It’s often been said that today’s trucker is nothing like the trucker of years gone by. If a 30-year driving veteran breaks down along the side of the highway, he’s likely to get out of the truck, figure out what the problem is, fix it and be on his way without complaint. The new driver is much more likely to stay in the cab, call dispatch, wait for help to arrive and then maybe even chew out the mechanic for good measure.
Yes, that may be a broad generalization and there are exceptions. However, it’s difficult to deny there’s a different mentality amongst younger workers, and it isn’t unique to trucking. The younger generation, as a whole, is more interested in maintaining a comfortable lifestyle than in working long hours and maximizing earning potential. It used to be folks lived to work. Now they work to live.
This trend has not gone unnoticed by Mark Seymour, president of Kriska. He noted during a recent Driving for Profit seminar (hosted by KRTS Transportation Specialists, NAL Insurance and sponsored by SelecTrucks), that maximizing asset utilization has become increasingly difficult, due to the mindset of today’s driver.
“You just can’t assume anymore than when you assign a driver to a truck, that utilization will be maximized,” Seymour observed. “With no disrespect intended to people who drive trucks, the older guard lived to drive. Today’s new generation driver is lifestyle-motivated. If they worked somewhere else five days a week making $40,000 and they come here and can make $40,000 in four days, they’re not interested in making $50,000, they’re interested in that day off.”
This was evidenced by an incentive program Kriska launched in an effort to improve its asset utilization. The company offered a penny-per-mile increase to drivers who ran 10,000 miles per month (legally, of course) rather than 9,500 miles. “It did nothing” for asset utilization, Seymour said. But it did serve as a good retention tool for the veteran drivers who took advantage of the program. Most of the younger drivers opted not to – they wanted that extra day at home.
“They decide how much money they need to make and then they work backwards,” Seymour said of the young guard. “God love’em.”

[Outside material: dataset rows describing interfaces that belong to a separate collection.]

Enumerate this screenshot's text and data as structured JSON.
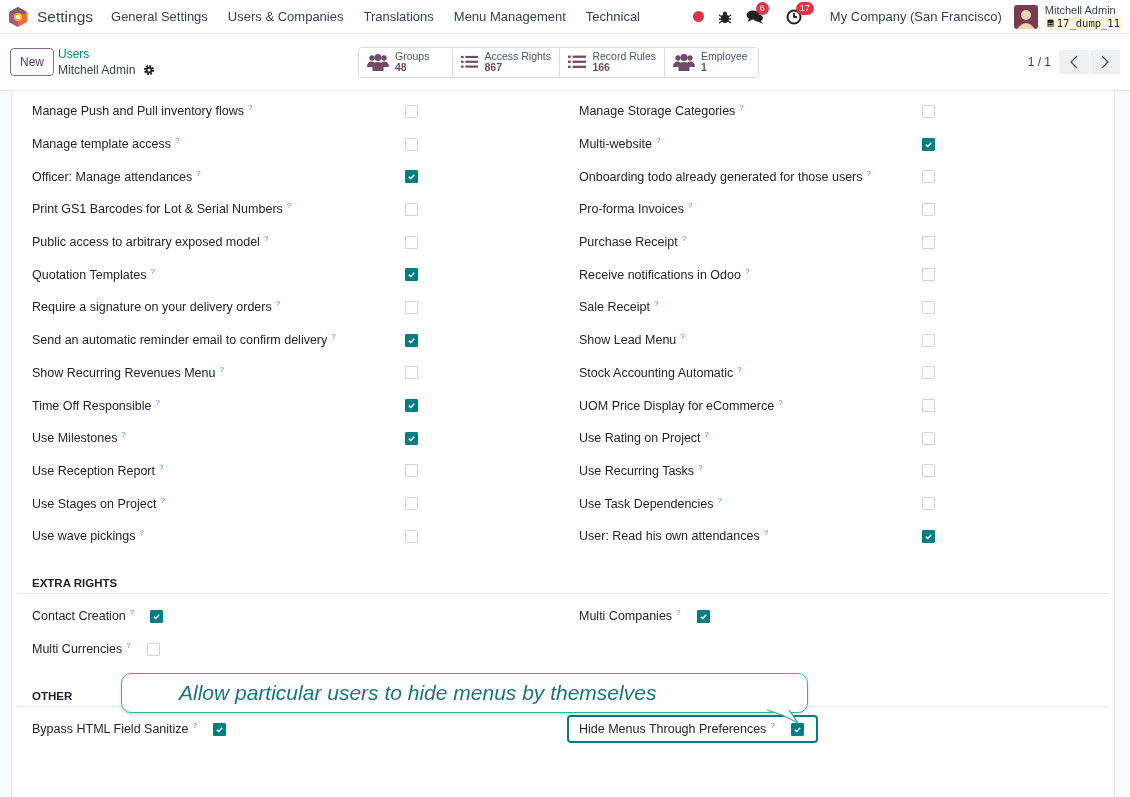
{
  "navbar": {
    "app_name": "Settings",
    "menus": [
      "General Settings",
      "Users & Companies",
      "Translations",
      "Menu Management",
      "Technical"
    ],
    "chat_badge": "6",
    "activity_badge": "17",
    "company": "My Company (San Francisco)",
    "user_name": "Mitchell Admin",
    "database": "17_dump_11"
  },
  "control_panel": {
    "new_button": "New",
    "breadcrumb": "Users",
    "record_title": "Mitchell Admin",
    "smart_buttons": [
      {
        "kind": "people",
        "label": "Groups",
        "count": "48"
      },
      {
        "kind": "list",
        "label": "Access Rights",
        "count": "867"
      },
      {
        "kind": "list",
        "label": "Record Rules",
        "count": "166"
      },
      {
        "kind": "people",
        "label": "Employee",
        "count": "1"
      }
    ],
    "pager": "1 / 1"
  },
  "permissions": [
    {
      "label": "Manage Push and Pull inventory flows",
      "help": "?",
      "checked": false
    },
    {
      "label": "Manage Storage Categories",
      "help": "?",
      "checked": false
    },
    {
      "label": "Manage template access",
      "help": "?",
      "checked": false
    },
    {
      "label": "Multi-website",
      "help": "?",
      "checked": true
    },
    {
      "label": "Officer: Manage attendances",
      "help": "?",
      "checked": true
    },
    {
      "label": "Onboarding todo already generated for those users",
      "help": "?",
      "checked": false
    },
    {
      "label": "Print GS1 Barcodes for Lot & Serial Numbers",
      "help": "?",
      "checked": false
    },
    {
      "label": "Pro-forma Invoices",
      "help": "?",
      "checked": false
    },
    {
      "label": "Public access to arbitrary exposed model",
      "help": "?",
      "checked": false
    },
    {
      "label": "Purchase Receipt",
      "help": "?",
      "checked": false
    },
    {
      "label": "Quotation Templates",
      "help": "?",
      "checked": true
    },
    {
      "label": "Receive notifications in Odoo",
      "help": "?",
      "checked": false
    },
    {
      "label": "Require a signature on your delivery orders",
      "help": "?",
      "checked": false
    },
    {
      "label": "Sale Receipt",
      "help": "?",
      "checked": false
    },
    {
      "label": "Send an automatic reminder email to confirm delivery",
      "help": "?",
      "checked": true
    },
    {
      "label": "Show Lead Menu",
      "help": "?",
      "checked": false
    },
    {
      "label": "Show Recurring Revenues Menu",
      "help": "?",
      "checked": false
    },
    {
      "label": "Stock Accounting Automatic",
      "help": "?",
      "checked": false
    },
    {
      "label": "Time Off Responsible",
      "help": "?",
      "checked": true
    },
    {
      "label": "UOM Price Display for eCommerce",
      "help": "?",
      "checked": false
    },
    {
      "label": "Use Milestones",
      "help": "?",
      "checked": true
    },
    {
      "label": "Use Rating on Project",
      "help": "?",
      "checked": false
    },
    {
      "label": "Use Reception Report",
      "help": "?",
      "checked": false
    },
    {
      "label": "Use Recurring Tasks",
      "help": "?",
      "checked": false
    },
    {
      "label": "Use Stages on Project",
      "help": "?",
      "checked": false
    },
    {
      "label": "Use Task Dependencies",
      "help": "?",
      "checked": false
    },
    {
      "label": "Use wave pickings",
      "help": "?",
      "checked": false
    },
    {
      "label": "User: Read his own attendances",
      "help": "?",
      "checked": true
    }
  ],
  "sections": [
    {
      "title": "EXTRA RIGHTS",
      "fields": [
        {
          "label": "Contact Creation",
          "help": "?",
          "checked": true,
          "highlighted": false
        },
        {
          "label": "Multi Companies",
          "help": "?",
          "checked": true,
          "highlighted": false
        },
        {
          "label": "Multi Currencies",
          "help": "?",
          "checked": false,
          "highlighted": false
        }
      ]
    },
    {
      "title": "OTHER",
      "fields": [
        {
          "label": "Bypass HTML Field Sanitize",
          "help": "?",
          "checked": true,
          "highlighted": false
        },
        {
          "label": "Hide Menus Through Preferences",
          "help": "?",
          "checked": true,
          "highlighted": true
        }
      ]
    }
  ],
  "callout": {
    "text": "Allow particular users to hide menus by themselves"
  }
}
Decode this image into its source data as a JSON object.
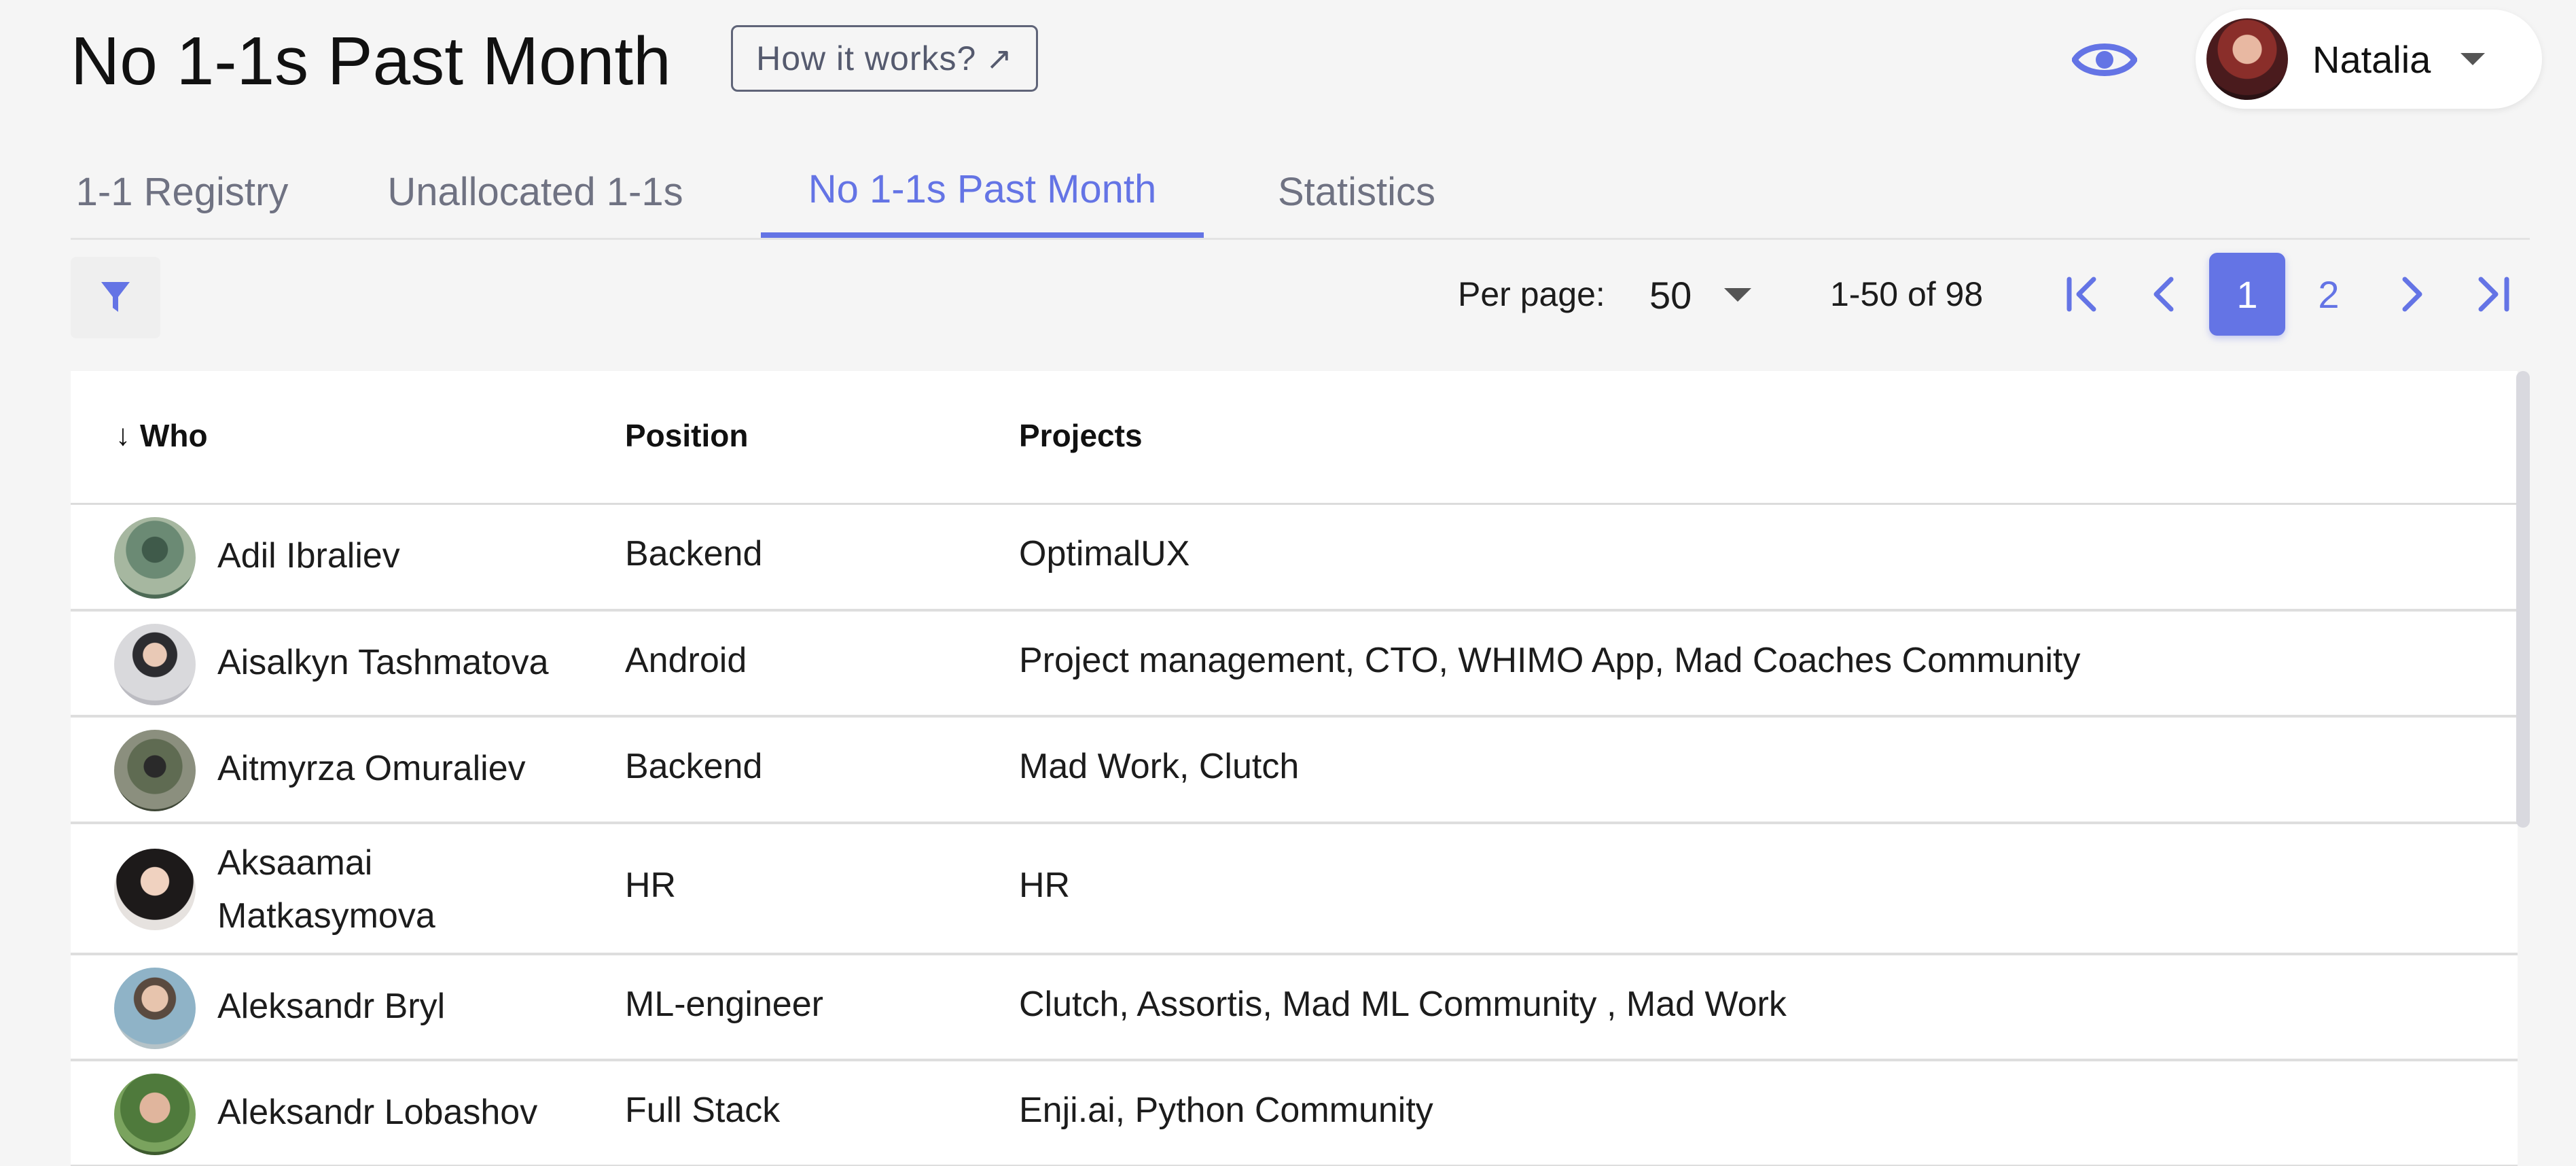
{
  "header": {
    "title": "No 1-1s Past Month",
    "how_it_works_label": "How it works?",
    "external_link_glyph": "↗",
    "user_name": "Natalia"
  },
  "tabs": [
    {
      "label": "1-1 Registry",
      "active": false
    },
    {
      "label": "Unallocated 1-1s",
      "active": false
    },
    {
      "label": "No 1-1s Past Month",
      "active": true
    },
    {
      "label": "Statistics",
      "active": false
    }
  ],
  "toolbar": {
    "per_page_label": "Per page:",
    "per_page_value": "50",
    "range_text": "1-50 of 98",
    "pages": [
      "1",
      "2"
    ],
    "current_page": "1"
  },
  "table": {
    "sort_glyph": "↓",
    "columns": [
      "Who",
      "Position",
      "Projects"
    ],
    "rows": [
      {
        "who": "Adil Ibraliev",
        "position": "Backend",
        "projects": "OptimalUX"
      },
      {
        "who": "Aisalkyn Tashmatova",
        "position": "Android",
        "projects": "Project management, CTO, WHIMO App, Mad Coaches Community"
      },
      {
        "who": "Aitmyrza Omuraliev",
        "position": "Backend",
        "projects": "Mad Work, Clutch"
      },
      {
        "who": "Aksaamai Matkasymova",
        "position": "HR",
        "projects": "HR"
      },
      {
        "who": "Aleksandr Bryl",
        "position": "ML-engineer",
        "projects": "Clutch, Assortis, Mad ML Community , Mad Work"
      },
      {
        "who": "Aleksandr Lobashov",
        "position": "Full Stack",
        "projects": "Enji.ai, Python Community"
      }
    ]
  },
  "colors": {
    "accent": "#6474e5",
    "background": "#f5f5f5",
    "card": "#ffffff",
    "tab_inactive": "#6f7282"
  },
  "icons": [
    "external-link-icon",
    "eye-icon",
    "chevron-down-icon",
    "filter-icon",
    "first-page-icon",
    "prev-page-icon",
    "next-page-icon",
    "last-page-icon",
    "sort-down-icon"
  ]
}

It’s an interesting quandary. With the current cost of equipment and slim margins, fleets need to keep the wheels turning as much as possible. Meanwhile, younger workers have little interest in working 14 hours a day, seven days a week. By and large, they simply don’t share the same work ethic as their seniors. I don’t know how this is going to shake out in the years to come. Trucking companies will need to find a way to balance the lifestyle requirements of the younger worker with the need to maximize productivity. Maybe Nintendo Wiis and iPods in every cab?
On another note, the above comments attributed to Mark Seymour were made, as noted, at a Driving for Profit seminar. It was the third such seminar in a four-part series held across Ontario this year. I attend a lot of these types of events, and I have to say that the Driving for Profit events are among the best in terms of value and content.
I wasn’t able to attend this edition of the series, however colleague Adam Ledlow videotaped it and I watched it in its entirety. Watch our WebTV program Transportation Matters for segments of the seminar in the weeks ahead and check out upcoming issues of Truck News and Truck West. Mark Seymour was surprisingly candid about a lot of topics, offering many practical tips that other fleets can put to good use.
Seymour and his sidekick, Len Armstrong of KPMG, have been added to the fourth installment of this series to be held Oct. 21 in Toronto. At $50, including lunch, it’s money well spent. If you wish to attend, you can register at www.drivingforprofit.com. And no, I don’t get any kickbacks for plugging this event. Well, maybe a free lunch.
James Menzies is editor of Truck News magazine. He has been covering the Canadian trucking industry for more than 15 years and holds a CDL. Reach him at email@example.com or follow him on Twitter at @JamesMenzies. All posts by James Menzies